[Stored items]
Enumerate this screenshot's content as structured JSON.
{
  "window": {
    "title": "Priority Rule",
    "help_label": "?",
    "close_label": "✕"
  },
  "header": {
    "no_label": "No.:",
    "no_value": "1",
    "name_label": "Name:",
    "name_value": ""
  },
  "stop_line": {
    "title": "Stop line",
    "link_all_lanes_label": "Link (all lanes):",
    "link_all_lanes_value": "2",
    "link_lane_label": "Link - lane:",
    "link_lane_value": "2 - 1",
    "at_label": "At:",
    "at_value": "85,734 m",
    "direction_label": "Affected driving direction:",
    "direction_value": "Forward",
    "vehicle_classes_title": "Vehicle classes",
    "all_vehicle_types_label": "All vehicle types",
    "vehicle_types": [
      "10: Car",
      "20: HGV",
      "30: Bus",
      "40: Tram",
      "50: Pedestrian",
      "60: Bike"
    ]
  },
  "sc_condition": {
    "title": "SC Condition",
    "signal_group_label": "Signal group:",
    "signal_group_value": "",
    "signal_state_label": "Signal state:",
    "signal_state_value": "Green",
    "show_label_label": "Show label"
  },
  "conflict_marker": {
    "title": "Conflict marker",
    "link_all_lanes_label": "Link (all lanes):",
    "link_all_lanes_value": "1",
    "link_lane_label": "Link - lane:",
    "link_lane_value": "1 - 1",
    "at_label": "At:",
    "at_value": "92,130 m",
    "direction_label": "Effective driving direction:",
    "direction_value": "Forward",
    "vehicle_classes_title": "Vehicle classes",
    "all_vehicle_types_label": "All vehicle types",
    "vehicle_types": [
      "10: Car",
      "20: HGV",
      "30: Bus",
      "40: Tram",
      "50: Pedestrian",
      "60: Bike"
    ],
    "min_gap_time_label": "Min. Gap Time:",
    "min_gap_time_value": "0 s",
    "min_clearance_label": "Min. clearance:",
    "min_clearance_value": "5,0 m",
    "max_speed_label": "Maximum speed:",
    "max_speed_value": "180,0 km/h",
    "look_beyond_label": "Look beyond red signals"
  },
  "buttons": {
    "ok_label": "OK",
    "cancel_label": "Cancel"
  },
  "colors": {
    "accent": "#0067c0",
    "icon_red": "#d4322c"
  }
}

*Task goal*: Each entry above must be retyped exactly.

*Expected answer*:
Enumerate this screenshot's content as structured JSON.
{
  "window": {
    "title": "Priority Rule",
    "help_label": "?",
    "close_label": "✕"
  },
  "header": {
    "no_label": "No.:",
    "no_value": "1",
    "name_label": "Name:",
    "name_value": ""
  },
  "stop_line": {
    "title": "Stop line",
    "link_all_lanes_label": "Link (all lanes):",
    "link_all_lanes_value": "2",
    "link_lane_label": "Link - lane:",
    "link_lane_value": "2 - 1",
    "at_label": "At:",
    "at_value": "85,734 m",
    "direction_label": "Affected driving direction:",
    "direction_value": "Forward",
    "vehicle_classes_title": "Vehicle classes",
    "all_vehicle_types_label": "All vehicle types",
    "vehicle_types": [
      "10: Car",
      "20: HGV",
      "30: Bus",
      "40: Tram",
      "50: Pedestrian",
      "60: Bike"
    ]
  },
  "sc_condition": {
    "title": "SC Condition",
    "signal_group_label": "Signal group:",
    "signal_group_value": "",
    "signal_state_label": "Signal state:",
    "signal_state_value": "Green",
    "show_label_label": "Show label"
  },
  "conflict_marker": {
    "title": "Conflict marker",
    "link_all_lanes_label": "Link (all lanes):",
    "link_all_lanes_value": "1",
    "link_lane_label": "Link - lane:",
    "link_lane_value": "1 - 1",
    "at_label": "At:",
    "at_value": "92,130 m",
    "direction_label": "Effective driving direction:",
    "direction_value": "Forward",
    "vehicle_classes_title": "Vehicle classes",
    "all_vehicle_types_label": "All vehicle types",
    "vehicle_types": [
      "10: Car",
      "20: HGV",
      "30: Bus",
      "40: Tram",
      "50: Pedestrian",
      "60: Bike"
    ],
    "min_gap_time_label": "Min. Gap Time:",
    "min_gap_time_value": "0 s",
    "min_clearance_label": "Min. clearance:",
    "min_clearance_value": "5,0 m",
    "max_speed_label": "Maximum speed:",
    "max_speed_value": "180,0 km/h",
    "look_beyond_label": "Look beyond red signals"
  },
  "buttons": {
    "ok_label": "OK",
    "cancel_label": "Cancel"
  },
  "colors": {
    "accent": "#0067c0",
    "icon_red": "#d4322c"
  }
}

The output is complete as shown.